The increasing water pressure as you go deeper is generally explained in terms of the weight of the water column above the observation point pressing down. The question, then, is what would happen if you had a big blob of water in free fall, say 100m in diameter-- not big enough to produce large gravitational forces on its own-- and swam to the center of it. I'm imagining some sort of contained environment, here-- a giant space station, or the planet-sized envelope of air in Karl Schroeder's Virga novels, that sort of thing-- so you don't worry about the water boiling off into vacuum or freezing solid, or whatever.
Would there be any pressure differential between the surface of the blob and the center of the blob? At first glance, it would seem not, or at least not beyond whatever fairly trivial difference you would get from the self-gravity of the water. But it's conceivable that there might be some other fluid dynamics thing going on that would give you a difference.

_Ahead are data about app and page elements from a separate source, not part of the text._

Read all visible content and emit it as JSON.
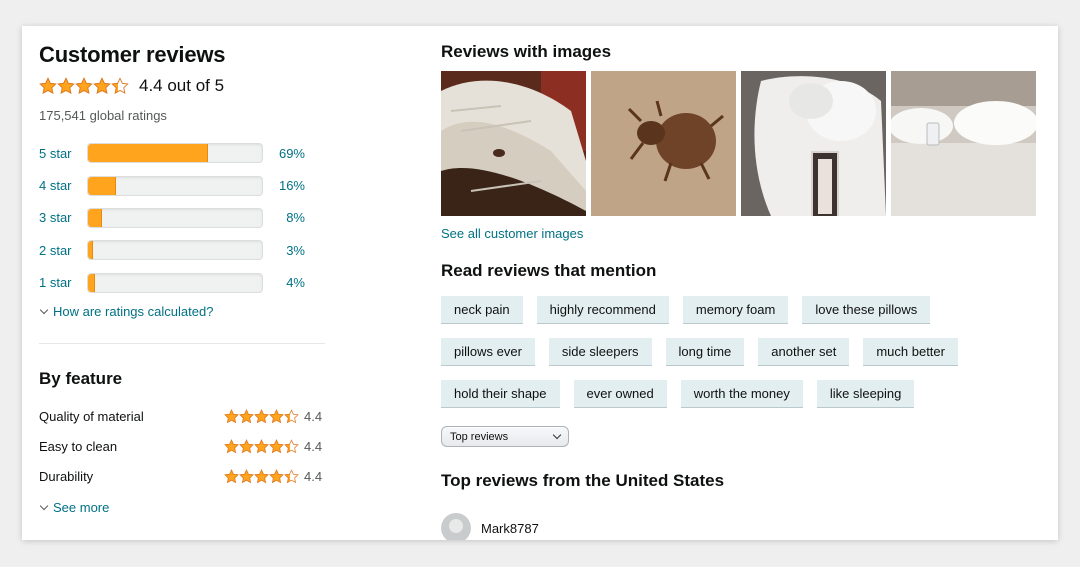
{
  "colors": {
    "link": "#007185",
    "star": "#ffa41c",
    "chip_bg": "#e3eef1"
  },
  "reviews": {
    "title": "Customer reviews",
    "average_rating": 4.4,
    "average_label": "4.4 out of 5",
    "global_ratings": "175,541 global ratings",
    "histogram": [
      {
        "label": "5 star",
        "percent": 69,
        "percent_label": "69%"
      },
      {
        "label": "4 star",
        "percent": 16,
        "percent_label": "16%"
      },
      {
        "label": "3 star",
        "percent": 8,
        "percent_label": "8%"
      },
      {
        "label": "2 star",
        "percent": 3,
        "percent_label": "3%"
      },
      {
        "label": "1 star",
        "percent": 4,
        "percent_label": "4%"
      }
    ],
    "how_calculated": "How are ratings calculated?"
  },
  "by_feature": {
    "title": "By feature",
    "features": [
      {
        "name": "Quality of material",
        "rating": 4.4,
        "rating_label": "4.4"
      },
      {
        "name": "Easy to clean",
        "rating": 4.4,
        "rating_label": "4.4"
      },
      {
        "name": "Durability",
        "rating": 4.4,
        "rating_label": "4.4"
      }
    ],
    "see_more": "See more"
  },
  "images": {
    "title": "Reviews with images",
    "thumbnails": [
      "crumpled-white-sheet-photo",
      "bed-bug-closeup-photo",
      "pillow-stuffing-photo",
      "pillows-on-bed-photo"
    ],
    "see_all": "See all customer images"
  },
  "mentions": {
    "title": "Read reviews that mention",
    "rows": [
      [
        "neck pain",
        "highly recommend",
        "memory foam",
        "love these pillows"
      ],
      [
        "pillows ever",
        "side sleepers",
        "long time",
        "another set",
        "much better"
      ],
      [
        "hold their shape",
        "ever owned",
        "worth the money",
        "like sleeping"
      ]
    ]
  },
  "sort": {
    "selected": "Top reviews"
  },
  "top_reviews": {
    "title": "Top reviews from the United States",
    "first_reviewer": "Mark8787"
  }
}
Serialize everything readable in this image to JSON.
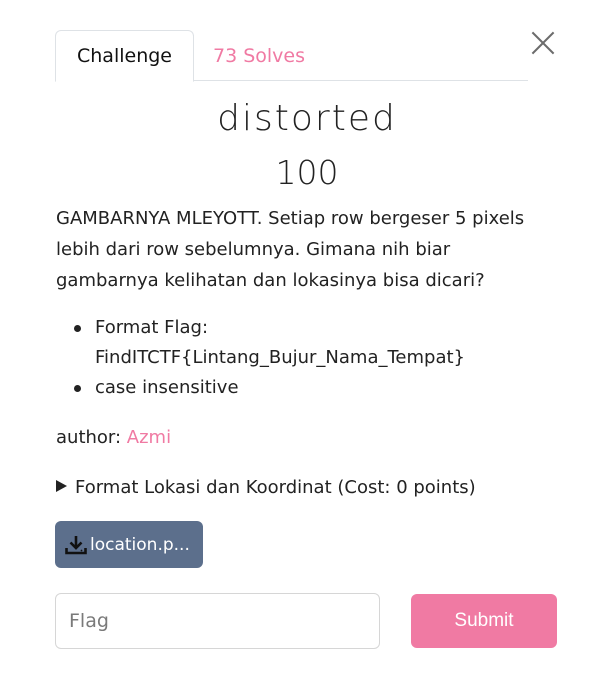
{
  "tabs": {
    "challenge": "Challenge",
    "solves": "73 Solves"
  },
  "challenge": {
    "name": "distorted",
    "points": "100",
    "description": "GAMBARNYA MLEYOTT. Setiap row bergeser 5 pixels lebih dari row sebelumnya. Gimana nih biar gambarnya kelihatan dan lokasinya bisa dicari?",
    "bullets": [
      "Format Flag: FindITCTF{Lintang_Bujur_Nama_Tempat}",
      "case insensitive"
    ],
    "author_label": "author: ",
    "author_name": "Azmi",
    "hint": "Format Lokasi dan Koordinat (Cost: 0 points)",
    "file_label": "location.p..."
  },
  "form": {
    "flag_placeholder": "Flag",
    "flag_value": "",
    "submit_label": "Submit"
  },
  "colors": {
    "accent": "#f07aa3",
    "file_button": "#5c6f8c"
  },
  "icons": {
    "close": "close-icon",
    "download": "download-icon",
    "disclosure": "triangle-right-icon"
  }
}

For that matter, what difference would you expect between the pressure inside the water and outside the water? We know from shots of astronauts goofing around that water in free fall tends to stay together in discrete blobs. This is presumably some sort of surface tension effect. Does that lead to a higher pressure inside the water than out? How much of a difference would that be? Or would you not particularly notice a change from sticking your head into a blob of free-falling water? (Other than, you know, being wet...)
(This is just an idle question, brought on by thinking about the equivalence principle, and thus free-falling frames. It occurred to me that somebody here might know something about this kind of scenario, so why not post it?)